BitLocker Drive Encryption is one of the most used encryption solutions for Windows. It’s a security tool that helps protect your data by encrypting entire partitions or hard drives. If you’re using a Professional, Ultimate or Enterprise version of Windows, you can use BitLocker. In this guide, we’d like to show you the basics of encrypting your system partition with BitLocker, with and without a TPM chip in your computer:
Data security and data privacy are increasingly hot topics nowadays and because of that, more and more companies offer secure storage devices that aim to protect your data. One such example is the new Kingston DataTraveler 2000, a USB 3.1 memory stick that uses military grade 256-bit AES hardware encryption to protect all the data stored on it. Another cool aspect of this device is that it also includes a physical keypad that you can use to enter the access PIN code set for your drive. We have had the pleasure of using and testing this little device for a couple of days and we are now ready to share our experience. If you’re looking to buy a set of secure USB flash drives for yourself or your organisation, you should definitely read this review.
BitLocker is a tool included in Windows 7 (Enterprise and Ultimate ), Windows 8.1 (Pro and Enterprise) and Windows 10 (Pro and Enterprise) that can be used to encrypt data on any drive. However, in order to encrypt your system drive, you must have a TPM chip in your computer. If you don’t, it is still possible to use BitLocker but you need to set Windows so that it allows the use of BitLocker without this chip. In this article I will first explain the use of a TPM chip (what it is and why it is used) and how to set Windows so that it does not to require this chip in order to encrypt your system drive with BitLocker. There’s plenty of ground to cover, so let’s get started:
Protecting the data on your flash drive using BitLocker drive encryption is a smart move to ensure that your personal information is not available to anyone who gets their hands on your drive. While it does take a while to encrypt the data, after the initial setup, you will have no trouble using your encrypted drive. By entering the password you configured, you can unlock it for regular use in a matter of seconds to have full access to view, copy and edit your data. Read on to learn everything you'll need to know to work with your encrypted drive.

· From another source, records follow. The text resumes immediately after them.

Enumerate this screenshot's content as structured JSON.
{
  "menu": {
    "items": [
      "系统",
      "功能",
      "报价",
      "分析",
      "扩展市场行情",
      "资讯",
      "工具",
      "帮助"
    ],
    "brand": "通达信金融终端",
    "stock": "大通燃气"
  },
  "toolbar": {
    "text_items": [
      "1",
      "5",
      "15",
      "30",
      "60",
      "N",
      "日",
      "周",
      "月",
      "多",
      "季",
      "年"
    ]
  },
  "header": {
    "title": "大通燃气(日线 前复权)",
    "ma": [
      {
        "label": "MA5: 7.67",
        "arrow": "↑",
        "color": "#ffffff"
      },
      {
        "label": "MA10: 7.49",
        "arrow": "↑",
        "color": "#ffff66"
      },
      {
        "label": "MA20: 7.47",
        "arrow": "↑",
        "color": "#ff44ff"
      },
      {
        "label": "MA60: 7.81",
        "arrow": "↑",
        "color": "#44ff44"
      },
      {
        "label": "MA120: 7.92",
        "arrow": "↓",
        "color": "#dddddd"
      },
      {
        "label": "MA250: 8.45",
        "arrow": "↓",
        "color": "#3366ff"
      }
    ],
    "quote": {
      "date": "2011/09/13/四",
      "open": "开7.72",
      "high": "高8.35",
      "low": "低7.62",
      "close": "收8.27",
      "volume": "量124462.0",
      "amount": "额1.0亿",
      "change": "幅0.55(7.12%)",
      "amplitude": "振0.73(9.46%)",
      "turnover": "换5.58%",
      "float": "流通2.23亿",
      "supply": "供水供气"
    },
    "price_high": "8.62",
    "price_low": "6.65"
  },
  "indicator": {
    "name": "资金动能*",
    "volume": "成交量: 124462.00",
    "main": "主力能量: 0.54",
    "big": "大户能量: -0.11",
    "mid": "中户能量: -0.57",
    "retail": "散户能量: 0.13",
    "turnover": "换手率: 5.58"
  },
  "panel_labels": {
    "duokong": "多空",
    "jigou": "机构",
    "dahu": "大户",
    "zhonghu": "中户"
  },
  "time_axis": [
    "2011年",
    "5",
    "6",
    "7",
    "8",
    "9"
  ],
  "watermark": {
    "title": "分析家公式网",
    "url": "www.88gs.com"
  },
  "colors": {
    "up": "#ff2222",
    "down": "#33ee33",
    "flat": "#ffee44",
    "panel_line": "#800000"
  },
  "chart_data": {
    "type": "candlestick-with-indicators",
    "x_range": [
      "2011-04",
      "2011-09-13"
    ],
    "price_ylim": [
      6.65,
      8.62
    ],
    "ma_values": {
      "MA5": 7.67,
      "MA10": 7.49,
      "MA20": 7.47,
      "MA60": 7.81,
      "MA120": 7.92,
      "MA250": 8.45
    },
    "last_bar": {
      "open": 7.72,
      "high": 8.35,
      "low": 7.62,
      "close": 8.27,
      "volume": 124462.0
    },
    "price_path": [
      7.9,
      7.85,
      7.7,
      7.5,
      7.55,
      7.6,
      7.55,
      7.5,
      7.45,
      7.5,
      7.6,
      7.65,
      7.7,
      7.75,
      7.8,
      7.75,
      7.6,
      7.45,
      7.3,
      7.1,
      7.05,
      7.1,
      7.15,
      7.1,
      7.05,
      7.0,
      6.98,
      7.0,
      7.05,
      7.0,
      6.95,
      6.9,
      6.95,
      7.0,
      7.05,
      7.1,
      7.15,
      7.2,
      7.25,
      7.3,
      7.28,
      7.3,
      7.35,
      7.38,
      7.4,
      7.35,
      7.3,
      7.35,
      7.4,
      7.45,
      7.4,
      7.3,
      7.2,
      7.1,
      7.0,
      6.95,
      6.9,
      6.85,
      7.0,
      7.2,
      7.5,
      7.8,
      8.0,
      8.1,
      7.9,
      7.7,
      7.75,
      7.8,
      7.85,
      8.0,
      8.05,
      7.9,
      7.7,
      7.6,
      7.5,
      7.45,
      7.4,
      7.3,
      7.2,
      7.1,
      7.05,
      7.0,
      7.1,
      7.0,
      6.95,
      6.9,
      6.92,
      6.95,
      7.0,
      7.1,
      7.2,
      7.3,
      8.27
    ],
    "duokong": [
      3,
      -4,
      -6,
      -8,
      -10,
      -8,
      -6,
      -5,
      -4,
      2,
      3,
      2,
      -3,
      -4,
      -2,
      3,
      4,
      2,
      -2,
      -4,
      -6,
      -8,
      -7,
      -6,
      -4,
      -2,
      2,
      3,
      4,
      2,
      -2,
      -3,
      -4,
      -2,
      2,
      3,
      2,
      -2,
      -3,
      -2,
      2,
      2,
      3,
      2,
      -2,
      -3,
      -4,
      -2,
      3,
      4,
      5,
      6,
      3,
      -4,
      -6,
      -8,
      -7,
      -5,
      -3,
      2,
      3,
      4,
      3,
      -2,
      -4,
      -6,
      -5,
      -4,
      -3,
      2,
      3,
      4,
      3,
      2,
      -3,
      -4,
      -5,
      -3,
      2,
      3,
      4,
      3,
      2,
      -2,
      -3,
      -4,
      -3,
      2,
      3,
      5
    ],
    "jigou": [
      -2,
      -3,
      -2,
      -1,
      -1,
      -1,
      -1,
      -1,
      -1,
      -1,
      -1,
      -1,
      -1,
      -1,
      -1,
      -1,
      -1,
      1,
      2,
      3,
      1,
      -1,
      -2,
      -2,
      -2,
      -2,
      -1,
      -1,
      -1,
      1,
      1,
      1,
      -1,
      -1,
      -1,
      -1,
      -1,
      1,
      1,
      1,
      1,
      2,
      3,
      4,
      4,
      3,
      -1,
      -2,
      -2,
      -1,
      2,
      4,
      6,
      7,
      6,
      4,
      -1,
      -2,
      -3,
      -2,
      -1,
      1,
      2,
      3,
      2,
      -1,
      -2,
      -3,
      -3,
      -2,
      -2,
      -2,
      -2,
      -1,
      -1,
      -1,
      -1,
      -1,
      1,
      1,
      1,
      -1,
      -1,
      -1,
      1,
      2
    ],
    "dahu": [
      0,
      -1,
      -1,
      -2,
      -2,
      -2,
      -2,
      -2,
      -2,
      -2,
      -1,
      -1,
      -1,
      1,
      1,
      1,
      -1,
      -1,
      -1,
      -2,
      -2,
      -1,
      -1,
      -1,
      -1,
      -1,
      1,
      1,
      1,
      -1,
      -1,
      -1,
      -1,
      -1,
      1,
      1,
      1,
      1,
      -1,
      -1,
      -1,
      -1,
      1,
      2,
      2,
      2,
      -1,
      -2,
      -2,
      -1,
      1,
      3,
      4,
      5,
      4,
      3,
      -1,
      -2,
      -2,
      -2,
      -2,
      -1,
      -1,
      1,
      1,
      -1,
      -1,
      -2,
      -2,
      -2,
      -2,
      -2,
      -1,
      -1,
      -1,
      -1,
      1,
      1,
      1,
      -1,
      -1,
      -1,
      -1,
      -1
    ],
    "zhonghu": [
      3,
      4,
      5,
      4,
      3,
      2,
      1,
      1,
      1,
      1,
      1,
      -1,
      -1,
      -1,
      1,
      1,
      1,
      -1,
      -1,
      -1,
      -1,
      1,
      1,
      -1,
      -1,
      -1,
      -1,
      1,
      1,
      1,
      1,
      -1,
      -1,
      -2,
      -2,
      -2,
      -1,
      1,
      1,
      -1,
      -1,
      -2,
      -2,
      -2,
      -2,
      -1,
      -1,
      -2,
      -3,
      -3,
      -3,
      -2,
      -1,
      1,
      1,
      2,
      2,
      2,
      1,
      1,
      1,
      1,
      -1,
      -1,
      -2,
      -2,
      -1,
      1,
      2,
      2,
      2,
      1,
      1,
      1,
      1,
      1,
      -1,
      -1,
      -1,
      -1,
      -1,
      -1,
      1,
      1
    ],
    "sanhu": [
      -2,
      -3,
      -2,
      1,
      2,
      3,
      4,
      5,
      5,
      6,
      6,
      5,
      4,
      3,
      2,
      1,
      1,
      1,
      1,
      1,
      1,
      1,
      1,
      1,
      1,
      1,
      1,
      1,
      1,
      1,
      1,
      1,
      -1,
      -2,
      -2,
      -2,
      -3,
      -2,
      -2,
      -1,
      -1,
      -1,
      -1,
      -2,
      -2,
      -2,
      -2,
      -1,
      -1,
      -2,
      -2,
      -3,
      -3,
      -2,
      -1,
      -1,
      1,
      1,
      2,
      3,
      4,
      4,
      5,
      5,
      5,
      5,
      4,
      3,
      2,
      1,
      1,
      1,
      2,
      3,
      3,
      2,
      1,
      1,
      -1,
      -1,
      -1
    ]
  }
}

You've encrypted your flash drive using BitLocker To Go so your data is safe from prying eyes. To anyone without your password, your files will be garbled beyond comprehension. Unfortunately, if you lose your password, your data will remain just as indecipherable to you too. Luckily, if you have the recovery key that you saved during the initial BitLocker configuration, you'll have no trouble unlocking the drive and rescuing your data. Once the drive is unlocked, you can change your password to avoid this issue in the future. This tutorial will explain everything you need to know to work with your drive after losing your password.
BitLocker To Go is a very useful feature that can help protect the data on your flash drive if it should be lost or stolen. Though it can be very helpful, it isn't a perfect feature and it may not appeal to all users. If you've encrypted your flash drive and given BitLocker To Go a fair trial and you decide to return the flash drive to its normal state, you'll need to decrypt the drive. This tutorial will walk you through the process.
Memory sticks, also known as flash drives, are extremely convenient when it comes to transporting data. Their tiny size allows you to carry them unnoticed in a pocket or on a key ring, but their storage capacity allows you to store anything including videos, documents, applications and even operating systems. Unfortunately, the small size that makes them so useful also makes them easy to lose, which can put any sensitive information you have stored on the device at risk. To protect your data, and yourself, you can utilize BitLocker To Go, a feature of Windows that encrypts your data to prevent unauthorized viewing. Without your password, smart card or recovery key, your data will be indecipherable to anyone who finds your drive. This tutorial will show how it works.
If encrypting a partition with TrueCrypt can be a lengthy and painful process, the decryption is a lot smoother and faster. In this guide, I would like to share the steps involved, to make you feel comfortable and confident enough to go ahead with the process.
One of my recent dilemmas was: if I encrypt my computer, how much will computing performance have to suffer because of it? Will there be a big difference? If yes, in which areas? That’s why I decided to run some tests on both my computers and learn more about the impact TrueCrypt encryption has on computing performance.
Many people use TrueCrypt to encrypt their systems and maintain their data as safe as possible. Encrypting your computer when you have one operating system installed and one partition is relatively easy, even with TrueCrypt. But, what about encrypting your system drive when using a multi-boot setup? That’s really complicated and this guide is here to help.